Choosing Forgiveness on Father's Day, and Every Day


Yesterday, my adoptive Dad asked if I had heard anything else about my search for my natural father. He asked me when I called him for Father's Day, because he honestly cares.

Maybe he thought it was a hard day for me and gently took the time before we hung up, to ask if I was struggling. 

Truthfully, I wasn't. 
The day was no harder for me than any other day. 

I live with the realization of what is, but determine every day to forgive.

It's an act of my will, not something that is determined by my feelings.  

Feelings are terrible leaders.
So I choose to lead myself by facts, not feelings.


Bathtub Revelations

The most introspective thoughts and prayers seem to come to me as I'm soaking in my big tub. Maybe because it’s really a sanctuary for me. I arrived at the thought that most people who experience something traumatically life-altering have to make a choice daily to forgive.

Numerous people have hurt me over the span of twenty-seven years in ministry, but it doesn’t require me to wake up daily and forgive for the same offense. Godly and wise people loose things like that and let them go. Some people who caused harm to myself or my family years ago, I don't even remember the names of, at this point! But then, there are other things that affect your life profoundly whereby you are forever altered. Sitting in my tub pondering this, I had the thought -- it’s not so much about holding a grudge, it’s more about waking up so undeniably changed that you can’t avoid the obvious. It would be like waking up every day without your legs because they were blown off, and trying to ignore the fact.

After a life-altering act, you can move forward but life doesn't go back to the way it was. You wake up every day with the realization that things are different because of a choice someone made. That’s kind of where I reside daily, but I live victoriously despite having lived through the unthinkable. Every day I say,  “As an act of the will, I forgive…” and then keep moving forward.

Choosing Empowerment

I read a quote by T.D. Jakes recently:   “Forgiveness is about empowering yourself, rather than empowering your past.”   

That’s one of several reasons I choose it.

I was grateful that yesterday not one person felt the need to tell me that because of four great fathers in my life (my adoptive Dad, step-dad, father-in-love and the amazing father of my children) any other loss was utterly meaningless.  Yippee for trigger-free days!

As many adoptees know, yesterday was a day with much trigger potential for us.  Having the impact of significant losses dismissed is not only triggering, it’s exhausting. It was a good day for me to be thankful for all four of these men, yet at the same time live in the real world. Because that’s where I live - in reality.   

Fatherless?

An adoptee friend made the point yesterday that all children have fathers. 
No child is fatherless.  Or motherless.

Every person in the world who has ever been born has a father, and that will never, ever change. 

The fact is simply, some fathers are involved and some aren’t.
Some are known to the child and others not. 
Some step up to their responsibilities and others don’t. 
But we all technically have fathers.
 It takes both a mother and a father to create a child. 
Whether they actually raise the child they conceive is another story.

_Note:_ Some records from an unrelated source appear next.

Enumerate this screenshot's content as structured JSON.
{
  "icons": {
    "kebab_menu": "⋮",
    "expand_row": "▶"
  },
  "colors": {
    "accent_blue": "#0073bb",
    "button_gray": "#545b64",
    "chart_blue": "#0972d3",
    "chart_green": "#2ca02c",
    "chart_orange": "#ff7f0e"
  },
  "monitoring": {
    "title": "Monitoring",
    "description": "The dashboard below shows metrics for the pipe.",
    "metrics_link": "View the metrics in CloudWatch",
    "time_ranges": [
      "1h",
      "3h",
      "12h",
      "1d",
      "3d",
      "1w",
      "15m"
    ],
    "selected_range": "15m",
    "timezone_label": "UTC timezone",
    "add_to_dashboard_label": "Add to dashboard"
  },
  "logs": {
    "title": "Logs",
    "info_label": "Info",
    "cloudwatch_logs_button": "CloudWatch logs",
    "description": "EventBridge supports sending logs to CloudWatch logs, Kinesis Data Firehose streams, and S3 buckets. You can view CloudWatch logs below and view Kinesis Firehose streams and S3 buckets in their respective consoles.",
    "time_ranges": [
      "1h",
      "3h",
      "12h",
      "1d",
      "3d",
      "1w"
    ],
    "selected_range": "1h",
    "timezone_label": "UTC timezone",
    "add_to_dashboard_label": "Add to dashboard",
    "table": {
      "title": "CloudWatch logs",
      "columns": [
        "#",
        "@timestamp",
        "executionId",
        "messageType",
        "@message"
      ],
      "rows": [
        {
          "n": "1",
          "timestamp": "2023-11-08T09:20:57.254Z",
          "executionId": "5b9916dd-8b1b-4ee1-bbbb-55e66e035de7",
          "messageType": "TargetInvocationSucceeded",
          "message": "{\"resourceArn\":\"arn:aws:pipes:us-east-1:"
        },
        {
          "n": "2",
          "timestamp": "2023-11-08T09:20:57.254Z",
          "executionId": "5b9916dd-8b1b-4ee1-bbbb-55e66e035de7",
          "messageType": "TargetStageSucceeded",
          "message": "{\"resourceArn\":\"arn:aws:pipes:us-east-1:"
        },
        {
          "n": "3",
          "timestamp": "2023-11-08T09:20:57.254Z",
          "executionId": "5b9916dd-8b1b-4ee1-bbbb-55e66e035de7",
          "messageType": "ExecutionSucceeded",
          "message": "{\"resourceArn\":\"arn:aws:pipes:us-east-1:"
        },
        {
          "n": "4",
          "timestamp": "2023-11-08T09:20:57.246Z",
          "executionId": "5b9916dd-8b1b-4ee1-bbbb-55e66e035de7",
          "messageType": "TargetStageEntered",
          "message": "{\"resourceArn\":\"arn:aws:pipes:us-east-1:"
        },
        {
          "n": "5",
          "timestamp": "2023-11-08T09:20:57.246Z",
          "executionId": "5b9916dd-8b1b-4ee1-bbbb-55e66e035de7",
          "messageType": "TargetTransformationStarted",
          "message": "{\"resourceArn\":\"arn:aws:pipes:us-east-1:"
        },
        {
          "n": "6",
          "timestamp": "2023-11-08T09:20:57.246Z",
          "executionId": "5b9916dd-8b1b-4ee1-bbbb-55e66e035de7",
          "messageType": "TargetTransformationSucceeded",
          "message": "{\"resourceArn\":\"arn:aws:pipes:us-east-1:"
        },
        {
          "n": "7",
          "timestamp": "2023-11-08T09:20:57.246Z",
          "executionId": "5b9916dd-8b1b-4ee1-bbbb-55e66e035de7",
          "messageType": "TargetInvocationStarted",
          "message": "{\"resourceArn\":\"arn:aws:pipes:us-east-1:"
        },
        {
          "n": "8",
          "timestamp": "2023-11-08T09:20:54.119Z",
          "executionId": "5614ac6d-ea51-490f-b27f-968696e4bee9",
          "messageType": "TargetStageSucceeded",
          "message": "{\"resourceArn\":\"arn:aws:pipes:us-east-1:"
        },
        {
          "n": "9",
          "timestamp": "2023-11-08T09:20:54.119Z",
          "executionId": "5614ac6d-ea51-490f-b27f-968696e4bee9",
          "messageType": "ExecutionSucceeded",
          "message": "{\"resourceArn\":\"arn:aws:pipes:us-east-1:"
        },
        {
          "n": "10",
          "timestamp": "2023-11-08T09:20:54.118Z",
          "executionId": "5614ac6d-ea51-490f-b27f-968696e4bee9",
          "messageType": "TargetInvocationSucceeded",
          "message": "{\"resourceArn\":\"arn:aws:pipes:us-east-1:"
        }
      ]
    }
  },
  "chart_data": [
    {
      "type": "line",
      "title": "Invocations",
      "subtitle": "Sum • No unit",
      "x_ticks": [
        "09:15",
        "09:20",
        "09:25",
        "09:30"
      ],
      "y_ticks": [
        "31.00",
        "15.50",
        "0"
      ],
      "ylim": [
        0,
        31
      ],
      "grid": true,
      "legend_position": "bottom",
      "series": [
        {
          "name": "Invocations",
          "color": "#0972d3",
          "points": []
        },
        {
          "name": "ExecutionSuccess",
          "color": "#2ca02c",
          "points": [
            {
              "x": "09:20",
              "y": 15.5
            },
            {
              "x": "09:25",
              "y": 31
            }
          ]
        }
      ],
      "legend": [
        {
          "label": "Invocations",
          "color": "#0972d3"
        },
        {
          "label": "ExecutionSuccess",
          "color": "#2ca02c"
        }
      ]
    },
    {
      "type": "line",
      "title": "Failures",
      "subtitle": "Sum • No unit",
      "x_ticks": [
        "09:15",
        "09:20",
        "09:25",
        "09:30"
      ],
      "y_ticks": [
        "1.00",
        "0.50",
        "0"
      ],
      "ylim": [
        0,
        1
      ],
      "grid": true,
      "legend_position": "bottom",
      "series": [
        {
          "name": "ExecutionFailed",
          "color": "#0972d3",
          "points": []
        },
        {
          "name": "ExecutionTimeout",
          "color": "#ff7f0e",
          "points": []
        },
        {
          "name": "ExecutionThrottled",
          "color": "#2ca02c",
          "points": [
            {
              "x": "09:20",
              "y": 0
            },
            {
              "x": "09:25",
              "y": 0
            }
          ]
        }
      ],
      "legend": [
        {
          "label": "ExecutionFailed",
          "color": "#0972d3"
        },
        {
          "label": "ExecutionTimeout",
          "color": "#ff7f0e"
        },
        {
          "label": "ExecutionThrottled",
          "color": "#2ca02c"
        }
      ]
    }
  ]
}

So, I have another a natural father out there, I  just don’t know for sure who he is.  

Whether he’ll look into my eyes or vice versa, within my lifetime remains to be seen.   

Until then I’ll keep waking up every day -- empowered, choosing forgiveness and kicking the devil’s tail.

*Photo by Deanna Doss Shrodes